An exact copy of every record is required.

....................

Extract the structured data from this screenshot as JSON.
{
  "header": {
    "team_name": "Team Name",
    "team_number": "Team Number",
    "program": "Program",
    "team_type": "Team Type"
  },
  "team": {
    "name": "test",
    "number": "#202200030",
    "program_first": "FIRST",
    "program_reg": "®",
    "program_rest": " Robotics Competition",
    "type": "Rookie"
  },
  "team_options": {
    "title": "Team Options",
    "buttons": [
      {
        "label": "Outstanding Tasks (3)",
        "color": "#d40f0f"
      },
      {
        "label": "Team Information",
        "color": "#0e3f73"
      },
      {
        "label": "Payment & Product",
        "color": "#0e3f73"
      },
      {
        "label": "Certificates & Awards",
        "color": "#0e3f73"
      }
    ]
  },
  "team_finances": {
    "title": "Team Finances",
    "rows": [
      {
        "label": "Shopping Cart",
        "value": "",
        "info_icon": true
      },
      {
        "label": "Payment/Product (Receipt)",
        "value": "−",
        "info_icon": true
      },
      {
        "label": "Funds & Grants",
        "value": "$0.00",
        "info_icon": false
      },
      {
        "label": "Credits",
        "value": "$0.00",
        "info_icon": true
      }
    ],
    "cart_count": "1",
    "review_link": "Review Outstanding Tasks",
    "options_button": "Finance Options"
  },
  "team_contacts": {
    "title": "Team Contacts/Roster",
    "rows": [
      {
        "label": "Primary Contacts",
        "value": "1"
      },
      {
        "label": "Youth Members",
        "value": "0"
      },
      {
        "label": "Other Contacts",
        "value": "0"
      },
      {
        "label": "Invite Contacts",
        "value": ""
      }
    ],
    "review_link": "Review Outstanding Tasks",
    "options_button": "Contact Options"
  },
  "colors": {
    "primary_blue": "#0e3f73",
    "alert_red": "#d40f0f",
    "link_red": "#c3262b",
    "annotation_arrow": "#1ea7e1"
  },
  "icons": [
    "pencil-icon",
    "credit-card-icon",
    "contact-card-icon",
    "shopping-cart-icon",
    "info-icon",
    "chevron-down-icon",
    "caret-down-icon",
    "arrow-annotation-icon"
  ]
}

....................

RESPONSE TO THIS EXERCISE:
Extract the structured data from this screenshot as JSON.
{
  "header": {
    "team_name": "Team Name",
    "team_number": "Team Number",
    "program": "Program",
    "team_type": "Team Type"
  },
  "team": {
    "name": "test",
    "number": "#202200030",
    "program_first": "FIRST",
    "program_reg": "®",
    "program_rest": " Robotics Competition",
    "type": "Rookie"
  },
  "team_options": {
    "title": "Team Options",
    "buttons": [
      {
        "label": "Outstanding Tasks (3)",
        "color": "#d40f0f"
      },
      {
        "label": "Team Information",
        "color": "#0e3f73"
      },
      {
        "label": "Payment & Product",
        "color": "#0e3f73"
      },
      {
        "label": "Certificates & Awards",
        "color": "#0e3f73"
      }
    ]
  },
  "team_finances": {
    "title": "Team Finances",
    "rows": [
      {
        "label": "Shopping Cart",
        "value": "",
        "info_icon": true
      },
      {
        "label": "Payment/Product (Receipt)",
        "value": "−",
        "info_icon": true
      },
      {
        "label": "Funds & Grants",
        "value": "$0.00",
        "info_icon": false
      },
      {
        "label": "Credits",
        "value": "$0.00",
        "info_icon": true
      }
    ],
    "cart_count": "1",
    "review_link": "Review Outstanding Tasks",
    "options_button": "Finance Options"
  },
  "team_contacts": {
    "title": "Team Contacts/Roster",
    "rows": [
      {
        "label": "Primary Contacts",
        "value": "1"
      },
      {
        "label": "Youth Members",
        "value": "0"
      },
      {
        "label": "Other Contacts",
        "value": "0"
      },
      {
        "label": "Invite Contacts",
        "value": ""
      }
    ],
    "review_link": "Review Outstanding Tasks",
    "options_button": "Contact Options"
  },
  "colors": {
    "primary_blue": "#0e3f73",
    "alert_red": "#d40f0f",
    "link_red": "#c3262b",
    "annotation_arrow": "#1ea7e1"
  },
  "icons": [
    "pencil-icon",
    "credit-card-icon",
    "contact-card-icon",
    "shopping-cart-icon",
    "info-icon",
    "chevron-down-icon",
    "caret-down-icon",
    "arrow-annotation-icon"
  ]
}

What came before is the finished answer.